This refers to the idea of building a park and ride for the north of the town which hospital staff would be expected to use, reserving the hospital car park for patients. I understand the Council and University are in talks about this. I fully support the idea. It’s needed even without this application. However, I understand any plans for this are some way behind the hospital’s timescale for commencement of building which is a real concern. The problem is that, without the Council’s assistance in pursuing decriminalisation and residents parking, it’s hard for the hospital to make its’ workers use any new park & ride. The Council has to play its part also. Will this be the catalyst? By the same token, whilst it’s about it, I’d also like the planning department to consider requesting more parking capacity on the hospital site and see if making this a condition can help them to provide this.
This, of course, is an outline application. The further details that I’ve asked for can be worked on before the next phase. The recommendation is to defer with powers to approve pending the resolution of traffic issues. I think that’s a reasonable recommendation in all the circumstances at this stage. However it also says “subject to conditions and subject to the applicant entering into an agreement … with regard to transportation matters relating to (both) the construction and (the) operational period of the development.”.
I believe the hospital support the spirit of this. They’re fully aware of the traffic problems around the site. But their control over the situation is limited and everything they spend is scrutinised by Cardiff. In fact, if they are to tackle them, they need the Planning Department to impose conditions because planning conditions are the only way they can justify spending the money to their bosses. Naturally they don’t want conditions so harsh that they simply can’t meet them but, if this is approved, the success or otherwise of it, in terms of how it works on the ground, depends on the planning officers working with them to find workable solutions to the traffic issues.
It’s also important that provision for the construction phase is built in. With most developments it’s accepted that some short-lived chaos will take place but this development will take 18 months so serious provision will have to be made.
I don’t have a vote on this. But if the Committee votes with the recommendation I would urge the planning officers to pursue this second part of the recommendation very seriously and ensure that adequate provision is built into these plans to cope with the future traffic to and from this site.
At the same time I’d also urge the Council’s Highways department to recognise the importance of the development and the opportunity it represents to improve the transport infrastructure to the north of the town and give the traffic issues their fullest attention and assistance within the necessary timescale.

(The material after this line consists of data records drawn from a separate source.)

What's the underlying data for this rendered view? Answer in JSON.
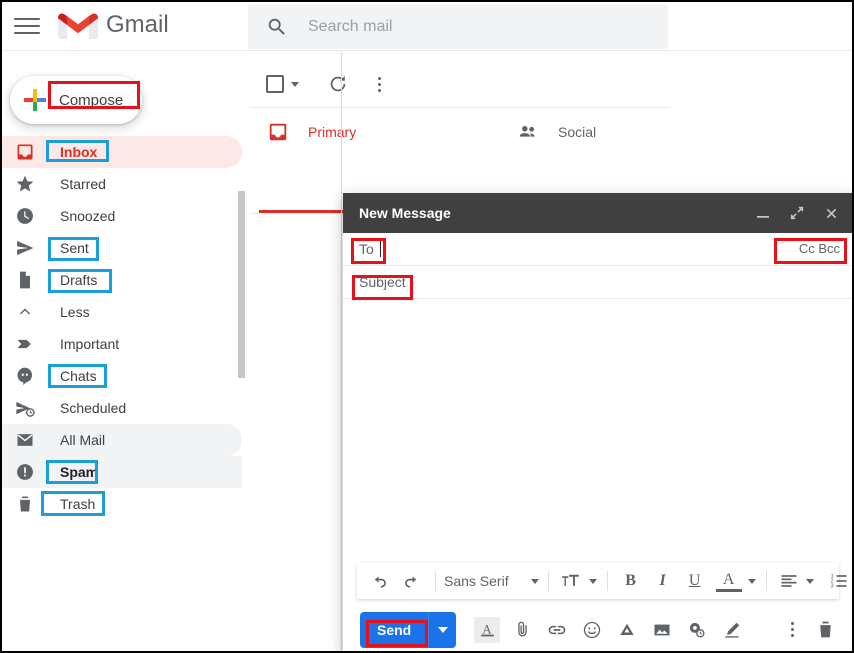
{
  "app": {
    "name": "Gmail",
    "menu_icon": "hamburger-icon",
    "logo_icon": "gmail-logo-icon"
  },
  "search": {
    "placeholder": "Search mail",
    "value": "",
    "icon": "search-icon"
  },
  "sidebar": {
    "compose": {
      "label": "Compose",
      "icon": "plus-icon"
    },
    "items": [
      {
        "label": "Inbox",
        "icon": "inbox-icon",
        "state": "active"
      },
      {
        "label": "Starred",
        "icon": "star-icon",
        "state": "normal"
      },
      {
        "label": "Snoozed",
        "icon": "clock-icon",
        "state": "normal"
      },
      {
        "label": "Sent",
        "icon": "send-icon",
        "state": "normal"
      },
      {
        "label": "Drafts",
        "icon": "draft-icon",
        "state": "normal"
      },
      {
        "label": "Less",
        "icon": "chevron-up-icon",
        "state": "normal"
      },
      {
        "label": "Important",
        "icon": "important-icon",
        "state": "normal"
      },
      {
        "label": "Chats",
        "icon": "chats-icon",
        "state": "normal"
      },
      {
        "label": "Scheduled",
        "icon": "scheduled-icon",
        "state": "normal"
      },
      {
        "label": "All Mail",
        "icon": "all-mail-icon",
        "state": "hovered"
      },
      {
        "label": "Spam",
        "icon": "spam-icon",
        "state": "selected"
      },
      {
        "label": "Trash",
        "icon": "trash-icon",
        "state": "normal"
      }
    ]
  },
  "mail_list": {
    "toolbar": {
      "select_all_icon": "checkbox-icon",
      "select_dropdown_icon": "chevron-down-icon",
      "refresh_icon": "refresh-icon",
      "more_icon": "more-vertical-icon"
    },
    "tabs": [
      {
        "label": "Primary",
        "icon": "inbox-icon",
        "active": true
      },
      {
        "label": "Social",
        "icon": "people-icon",
        "active": false
      }
    ]
  },
  "compose_window": {
    "title": "New Message",
    "controls": {
      "minimize_icon": "minimize-icon",
      "expand_icon": "expand-icon",
      "close_icon": "close-icon"
    },
    "to": {
      "label": "To",
      "value": ""
    },
    "cc_bcc": {
      "label": "Cc Bcc"
    },
    "subject": {
      "label": "Subject",
      "value": ""
    },
    "body": {
      "value": ""
    },
    "format_toolbar": {
      "undo_icon": "undo-icon",
      "redo_icon": "redo-icon",
      "font_family": "Sans Serif",
      "font_dropdown_icon": "chevron-down-icon",
      "font_size_icon": "font-size-icon",
      "font_size_dropdown_icon": "chevron-down-icon",
      "bold_label": "B",
      "italic_label": "I",
      "underline_label": "U",
      "text_color_label": "A",
      "text_color_dropdown_icon": "chevron-down-icon",
      "align_icon": "align-left-icon",
      "align_dropdown_icon": "chevron-down-icon",
      "numbered_list_icon": "numbered-list-icon",
      "more_format_icon": "chevron-down-icon"
    },
    "send_row": {
      "send_label": "Send",
      "send_options_icon": "chevron-down-icon",
      "format_icon": "format-text-icon",
      "attach_icon": "attachment-icon",
      "link_icon": "link-icon",
      "emoji_icon": "emoji-icon",
      "drive_icon": "google-drive-icon",
      "image_icon": "insert-image-icon",
      "confidential_icon": "confidential-mode-icon",
      "signature_icon": "signature-pen-icon",
      "more_options_icon": "more-vertical-icon",
      "discard_icon": "trash-icon"
    }
  },
  "colors": {
    "accent_red": "#d93025",
    "send_blue": "#1a73e8",
    "annotation_blue": "#1a9ee0",
    "annotation_red": "#e8101b",
    "header_dark": "#404040",
    "inbox_highlight": "#fce8e6"
  }
}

Lastly, there is no better time to transfer parking control from the police to the Council and I would, once again, urge the Council to pursue this."
Anyone wishing to see the planning officer’s 12-page report or the Trunk Road Agency's full letter can get in touch with me.